LISTED ENTRIES -

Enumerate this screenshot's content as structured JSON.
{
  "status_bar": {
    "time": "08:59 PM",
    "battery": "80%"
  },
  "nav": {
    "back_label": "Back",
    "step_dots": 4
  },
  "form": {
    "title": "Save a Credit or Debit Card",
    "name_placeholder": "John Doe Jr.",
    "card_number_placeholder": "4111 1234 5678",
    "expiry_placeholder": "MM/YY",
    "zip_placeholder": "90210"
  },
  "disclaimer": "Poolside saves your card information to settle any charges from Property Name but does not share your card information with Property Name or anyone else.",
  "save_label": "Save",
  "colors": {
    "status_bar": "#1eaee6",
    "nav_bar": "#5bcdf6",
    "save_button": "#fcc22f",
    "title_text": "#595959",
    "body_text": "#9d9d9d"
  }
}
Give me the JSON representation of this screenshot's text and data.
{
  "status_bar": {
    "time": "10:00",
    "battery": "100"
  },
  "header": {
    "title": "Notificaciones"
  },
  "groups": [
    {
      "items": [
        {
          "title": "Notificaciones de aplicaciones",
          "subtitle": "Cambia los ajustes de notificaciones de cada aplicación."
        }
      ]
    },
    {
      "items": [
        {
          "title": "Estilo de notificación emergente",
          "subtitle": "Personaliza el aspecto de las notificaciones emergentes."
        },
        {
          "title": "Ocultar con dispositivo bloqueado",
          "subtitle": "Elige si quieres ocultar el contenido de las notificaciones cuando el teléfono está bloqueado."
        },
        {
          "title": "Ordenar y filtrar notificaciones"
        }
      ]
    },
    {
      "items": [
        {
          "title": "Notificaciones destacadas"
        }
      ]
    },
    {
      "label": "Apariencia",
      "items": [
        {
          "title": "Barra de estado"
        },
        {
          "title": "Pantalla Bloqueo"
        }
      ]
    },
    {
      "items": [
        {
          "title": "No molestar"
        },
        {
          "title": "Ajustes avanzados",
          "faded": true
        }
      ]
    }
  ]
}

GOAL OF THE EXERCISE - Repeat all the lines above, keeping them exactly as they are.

SOLUTION TO THIS EXERCISE -
Enumerate this screenshot's content as structured JSON.
{
  "status_bar": {
    "time": "08:59 PM",
    "battery": "80%"
  },
  "nav": {
    "back_label": "Back",
    "step_dots": 4
  },
  "form": {
    "title": "Save a Credit or Debit Card",
    "name_placeholder": "John Doe Jr.",
    "card_number_placeholder": "4111 1234 5678",
    "expiry_placeholder": "MM/YY",
    "zip_placeholder": "90210"
  },
  "disclaimer": "Poolside saves your card information to settle any charges from Property Name but does not share your card information with Property Name or anyone else.",
  "save_label": "Save",
  "colors": {
    "status_bar": "#1eaee6",
    "nav_bar": "#5bcdf6",
    "save_button": "#fcc22f",
    "title_text": "#595959",
    "body_text": "#9d9d9d"
  }
}
Give me the JSON representation of this screenshot's text and data.
{
  "status_bar": {
    "time": "10:00",
    "battery": "100"
  },
  "header": {
    "title": "Notificaciones"
  },
  "groups": [
    {
      "items": [
        {
          "title": "Notificaciones de aplicaciones",
          "subtitle": "Cambia los ajustes de notificaciones de cada aplicación."
        }
      ]
    },
    {
      "items": [
        {
          "title": "Estilo de notificación emergente",
          "subtitle": "Personaliza el aspecto de las notificaciones emergentes."
        },
        {
          "title": "Ocultar con dispositivo bloqueado",
          "subtitle": "Elige si quieres ocultar el contenido de las notificaciones cuando el teléfono está bloqueado."
        },
        {
          "title": "Ordenar y filtrar notificaciones"
        }
      ]
    },
    {
      "items": [
        {
          "title": "Notificaciones destacadas"
        }
      ]
    },
    {
      "label": "Apariencia",
      "items": [
        {
          "title": "Barra de estado"
        },
        {
          "title": "Pantalla Bloqueo"
        }
      ]
    },
    {
      "items": [
        {
          "title": "No molestar"
        },
        {
          "title": "Ajustes avanzados",
          "faded": true
        }
      ]
    }
  ]
}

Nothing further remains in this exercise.